◆ Extracted material
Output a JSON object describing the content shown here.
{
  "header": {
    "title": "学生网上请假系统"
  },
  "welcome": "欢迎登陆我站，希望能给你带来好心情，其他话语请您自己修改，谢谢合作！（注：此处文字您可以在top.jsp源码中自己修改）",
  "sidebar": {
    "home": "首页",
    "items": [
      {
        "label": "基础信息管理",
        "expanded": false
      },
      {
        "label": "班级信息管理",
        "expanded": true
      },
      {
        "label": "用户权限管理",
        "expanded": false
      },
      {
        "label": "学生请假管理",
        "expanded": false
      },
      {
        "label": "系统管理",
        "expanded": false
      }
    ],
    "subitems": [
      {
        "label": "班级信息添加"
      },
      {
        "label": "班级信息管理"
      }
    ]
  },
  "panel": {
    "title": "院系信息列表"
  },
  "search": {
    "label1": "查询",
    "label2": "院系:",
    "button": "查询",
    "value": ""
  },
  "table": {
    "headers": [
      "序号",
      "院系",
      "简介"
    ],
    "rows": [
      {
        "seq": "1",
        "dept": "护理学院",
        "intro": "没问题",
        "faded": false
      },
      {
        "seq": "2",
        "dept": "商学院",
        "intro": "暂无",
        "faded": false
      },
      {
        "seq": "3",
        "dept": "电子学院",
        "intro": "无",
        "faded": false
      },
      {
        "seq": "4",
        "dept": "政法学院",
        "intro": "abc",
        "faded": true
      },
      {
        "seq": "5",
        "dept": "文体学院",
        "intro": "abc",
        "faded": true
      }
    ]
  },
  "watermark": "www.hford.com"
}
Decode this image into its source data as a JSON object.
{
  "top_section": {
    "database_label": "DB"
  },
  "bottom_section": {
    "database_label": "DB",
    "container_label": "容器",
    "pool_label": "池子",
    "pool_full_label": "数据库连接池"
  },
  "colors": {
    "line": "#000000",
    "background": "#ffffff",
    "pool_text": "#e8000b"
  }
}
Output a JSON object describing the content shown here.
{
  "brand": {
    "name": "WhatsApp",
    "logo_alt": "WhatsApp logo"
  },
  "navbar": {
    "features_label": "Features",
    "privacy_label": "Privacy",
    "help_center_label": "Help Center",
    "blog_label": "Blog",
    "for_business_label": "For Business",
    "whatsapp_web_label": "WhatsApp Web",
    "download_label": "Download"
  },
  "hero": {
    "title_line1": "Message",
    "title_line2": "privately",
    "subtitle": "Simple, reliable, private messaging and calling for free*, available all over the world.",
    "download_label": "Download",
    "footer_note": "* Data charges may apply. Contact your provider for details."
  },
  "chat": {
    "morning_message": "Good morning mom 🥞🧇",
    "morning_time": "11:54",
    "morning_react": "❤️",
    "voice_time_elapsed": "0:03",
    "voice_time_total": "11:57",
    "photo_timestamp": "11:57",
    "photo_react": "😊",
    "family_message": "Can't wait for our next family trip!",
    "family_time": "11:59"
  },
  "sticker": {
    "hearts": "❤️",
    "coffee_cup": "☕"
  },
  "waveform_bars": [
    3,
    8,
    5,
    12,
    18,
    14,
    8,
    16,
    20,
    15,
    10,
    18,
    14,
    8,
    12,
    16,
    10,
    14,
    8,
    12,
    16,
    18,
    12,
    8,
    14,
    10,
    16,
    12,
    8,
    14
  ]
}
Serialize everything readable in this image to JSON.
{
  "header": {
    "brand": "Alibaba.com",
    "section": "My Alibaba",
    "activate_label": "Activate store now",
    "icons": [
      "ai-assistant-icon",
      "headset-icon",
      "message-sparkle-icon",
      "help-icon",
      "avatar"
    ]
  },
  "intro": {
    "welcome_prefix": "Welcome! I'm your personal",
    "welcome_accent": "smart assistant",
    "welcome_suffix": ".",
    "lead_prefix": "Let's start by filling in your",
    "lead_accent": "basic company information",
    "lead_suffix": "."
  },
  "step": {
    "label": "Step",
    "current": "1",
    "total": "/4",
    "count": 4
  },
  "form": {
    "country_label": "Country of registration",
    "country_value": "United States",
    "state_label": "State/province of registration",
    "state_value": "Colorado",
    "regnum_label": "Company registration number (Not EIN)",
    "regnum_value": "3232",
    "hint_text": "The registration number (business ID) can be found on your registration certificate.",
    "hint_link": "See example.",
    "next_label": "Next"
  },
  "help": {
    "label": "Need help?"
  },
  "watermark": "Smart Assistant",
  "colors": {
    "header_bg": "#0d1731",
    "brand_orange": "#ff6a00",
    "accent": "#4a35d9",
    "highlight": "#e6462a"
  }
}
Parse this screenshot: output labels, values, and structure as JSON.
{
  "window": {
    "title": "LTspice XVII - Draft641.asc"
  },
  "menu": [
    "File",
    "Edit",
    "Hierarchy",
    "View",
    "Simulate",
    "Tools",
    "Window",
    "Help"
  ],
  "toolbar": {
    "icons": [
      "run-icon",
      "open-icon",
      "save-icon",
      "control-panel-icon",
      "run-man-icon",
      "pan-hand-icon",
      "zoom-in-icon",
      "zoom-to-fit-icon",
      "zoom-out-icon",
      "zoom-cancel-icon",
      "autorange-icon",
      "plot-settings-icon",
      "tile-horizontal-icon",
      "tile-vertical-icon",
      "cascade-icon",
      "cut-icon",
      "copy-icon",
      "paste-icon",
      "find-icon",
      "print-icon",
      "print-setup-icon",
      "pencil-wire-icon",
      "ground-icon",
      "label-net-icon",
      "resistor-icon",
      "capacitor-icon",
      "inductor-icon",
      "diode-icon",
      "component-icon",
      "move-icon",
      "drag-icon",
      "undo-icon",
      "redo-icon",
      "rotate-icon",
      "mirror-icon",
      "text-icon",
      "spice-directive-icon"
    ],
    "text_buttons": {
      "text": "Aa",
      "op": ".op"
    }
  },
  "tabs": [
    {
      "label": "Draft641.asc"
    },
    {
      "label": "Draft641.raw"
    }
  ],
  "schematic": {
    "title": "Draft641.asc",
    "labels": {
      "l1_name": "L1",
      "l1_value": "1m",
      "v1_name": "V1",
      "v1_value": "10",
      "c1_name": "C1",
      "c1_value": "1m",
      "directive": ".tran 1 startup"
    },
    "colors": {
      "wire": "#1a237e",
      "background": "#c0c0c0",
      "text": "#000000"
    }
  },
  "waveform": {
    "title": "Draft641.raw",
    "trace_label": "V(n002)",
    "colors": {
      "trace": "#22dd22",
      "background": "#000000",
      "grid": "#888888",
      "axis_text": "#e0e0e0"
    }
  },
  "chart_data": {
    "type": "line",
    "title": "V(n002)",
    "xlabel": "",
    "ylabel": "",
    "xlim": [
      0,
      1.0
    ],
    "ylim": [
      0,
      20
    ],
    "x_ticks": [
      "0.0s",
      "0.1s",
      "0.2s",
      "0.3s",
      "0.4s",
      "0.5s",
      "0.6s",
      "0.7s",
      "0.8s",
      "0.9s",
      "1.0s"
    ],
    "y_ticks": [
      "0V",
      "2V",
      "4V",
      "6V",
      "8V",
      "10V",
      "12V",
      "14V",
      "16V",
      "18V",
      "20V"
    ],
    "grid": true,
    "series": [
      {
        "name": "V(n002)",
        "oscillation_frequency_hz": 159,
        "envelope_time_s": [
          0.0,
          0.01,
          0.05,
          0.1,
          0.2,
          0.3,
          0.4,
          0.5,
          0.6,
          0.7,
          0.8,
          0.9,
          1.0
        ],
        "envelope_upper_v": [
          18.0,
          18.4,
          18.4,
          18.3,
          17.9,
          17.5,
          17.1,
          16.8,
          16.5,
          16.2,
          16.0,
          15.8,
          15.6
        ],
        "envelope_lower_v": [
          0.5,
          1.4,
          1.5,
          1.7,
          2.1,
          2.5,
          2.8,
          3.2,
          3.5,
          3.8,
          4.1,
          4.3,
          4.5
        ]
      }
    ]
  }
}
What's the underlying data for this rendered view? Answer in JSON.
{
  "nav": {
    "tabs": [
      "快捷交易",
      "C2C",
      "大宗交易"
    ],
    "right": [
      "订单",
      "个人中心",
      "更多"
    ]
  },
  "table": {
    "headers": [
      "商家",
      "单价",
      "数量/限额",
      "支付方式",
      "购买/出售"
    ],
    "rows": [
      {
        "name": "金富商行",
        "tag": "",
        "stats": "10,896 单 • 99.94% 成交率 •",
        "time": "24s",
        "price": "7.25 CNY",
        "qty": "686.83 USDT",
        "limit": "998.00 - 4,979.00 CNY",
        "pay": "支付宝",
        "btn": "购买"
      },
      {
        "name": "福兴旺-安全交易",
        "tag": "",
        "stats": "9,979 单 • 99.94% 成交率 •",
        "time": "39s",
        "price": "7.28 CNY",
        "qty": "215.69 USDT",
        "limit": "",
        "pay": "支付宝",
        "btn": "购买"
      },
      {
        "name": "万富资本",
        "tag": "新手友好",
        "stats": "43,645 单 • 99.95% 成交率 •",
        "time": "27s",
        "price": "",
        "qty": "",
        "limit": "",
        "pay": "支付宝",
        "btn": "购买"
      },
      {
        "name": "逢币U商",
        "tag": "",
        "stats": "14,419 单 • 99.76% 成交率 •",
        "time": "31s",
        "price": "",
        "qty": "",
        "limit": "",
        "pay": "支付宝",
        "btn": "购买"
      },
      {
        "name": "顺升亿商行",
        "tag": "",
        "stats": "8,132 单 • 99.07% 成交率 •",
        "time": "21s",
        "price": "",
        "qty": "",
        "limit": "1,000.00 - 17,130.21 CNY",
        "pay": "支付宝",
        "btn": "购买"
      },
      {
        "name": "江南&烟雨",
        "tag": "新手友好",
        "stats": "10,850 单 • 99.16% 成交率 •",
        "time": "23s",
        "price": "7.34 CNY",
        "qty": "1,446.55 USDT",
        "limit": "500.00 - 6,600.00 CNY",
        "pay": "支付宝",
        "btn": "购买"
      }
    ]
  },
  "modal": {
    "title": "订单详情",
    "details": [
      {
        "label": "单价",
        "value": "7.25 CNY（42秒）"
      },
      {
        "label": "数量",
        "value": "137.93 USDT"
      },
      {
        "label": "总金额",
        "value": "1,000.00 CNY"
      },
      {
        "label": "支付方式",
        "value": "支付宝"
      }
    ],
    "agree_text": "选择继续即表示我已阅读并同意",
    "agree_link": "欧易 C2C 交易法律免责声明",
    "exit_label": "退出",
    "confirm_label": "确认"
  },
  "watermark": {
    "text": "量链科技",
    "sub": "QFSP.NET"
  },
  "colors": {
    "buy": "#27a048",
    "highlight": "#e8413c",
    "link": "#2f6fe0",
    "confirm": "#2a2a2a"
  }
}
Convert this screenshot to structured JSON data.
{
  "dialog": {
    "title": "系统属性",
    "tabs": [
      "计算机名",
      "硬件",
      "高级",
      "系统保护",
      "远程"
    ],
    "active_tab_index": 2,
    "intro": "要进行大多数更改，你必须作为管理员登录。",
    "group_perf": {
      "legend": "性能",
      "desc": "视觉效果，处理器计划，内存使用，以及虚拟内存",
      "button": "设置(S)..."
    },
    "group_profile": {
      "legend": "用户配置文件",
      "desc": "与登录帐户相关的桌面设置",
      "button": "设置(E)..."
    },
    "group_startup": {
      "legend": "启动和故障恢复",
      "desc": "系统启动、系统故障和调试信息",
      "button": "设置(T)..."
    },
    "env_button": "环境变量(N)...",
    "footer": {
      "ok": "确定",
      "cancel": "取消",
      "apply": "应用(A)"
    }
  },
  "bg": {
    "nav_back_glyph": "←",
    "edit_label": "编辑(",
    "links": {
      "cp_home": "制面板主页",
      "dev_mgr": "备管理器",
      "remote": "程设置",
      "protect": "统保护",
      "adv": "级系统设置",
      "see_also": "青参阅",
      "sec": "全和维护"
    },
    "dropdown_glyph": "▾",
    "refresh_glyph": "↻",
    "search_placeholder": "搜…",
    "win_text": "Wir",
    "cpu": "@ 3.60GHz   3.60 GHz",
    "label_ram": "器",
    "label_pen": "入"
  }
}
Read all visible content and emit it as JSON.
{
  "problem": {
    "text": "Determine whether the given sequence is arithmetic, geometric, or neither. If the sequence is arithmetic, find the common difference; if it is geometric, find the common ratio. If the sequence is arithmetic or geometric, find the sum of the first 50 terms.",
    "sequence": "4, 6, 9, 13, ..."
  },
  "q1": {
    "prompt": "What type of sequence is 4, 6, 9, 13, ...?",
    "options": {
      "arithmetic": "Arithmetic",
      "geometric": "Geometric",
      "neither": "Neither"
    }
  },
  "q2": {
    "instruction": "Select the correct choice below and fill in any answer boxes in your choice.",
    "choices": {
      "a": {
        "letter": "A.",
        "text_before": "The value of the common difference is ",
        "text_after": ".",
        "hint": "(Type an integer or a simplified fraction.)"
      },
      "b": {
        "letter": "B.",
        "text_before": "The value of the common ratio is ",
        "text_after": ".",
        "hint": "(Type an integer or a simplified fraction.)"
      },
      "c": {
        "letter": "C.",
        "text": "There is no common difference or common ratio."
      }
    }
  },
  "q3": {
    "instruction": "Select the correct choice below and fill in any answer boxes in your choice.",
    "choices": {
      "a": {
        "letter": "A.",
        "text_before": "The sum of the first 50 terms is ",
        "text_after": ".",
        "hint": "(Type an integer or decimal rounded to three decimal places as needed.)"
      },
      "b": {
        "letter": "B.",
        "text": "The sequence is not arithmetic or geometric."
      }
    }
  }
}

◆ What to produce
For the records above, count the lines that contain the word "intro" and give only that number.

◆ Solution for this problem
7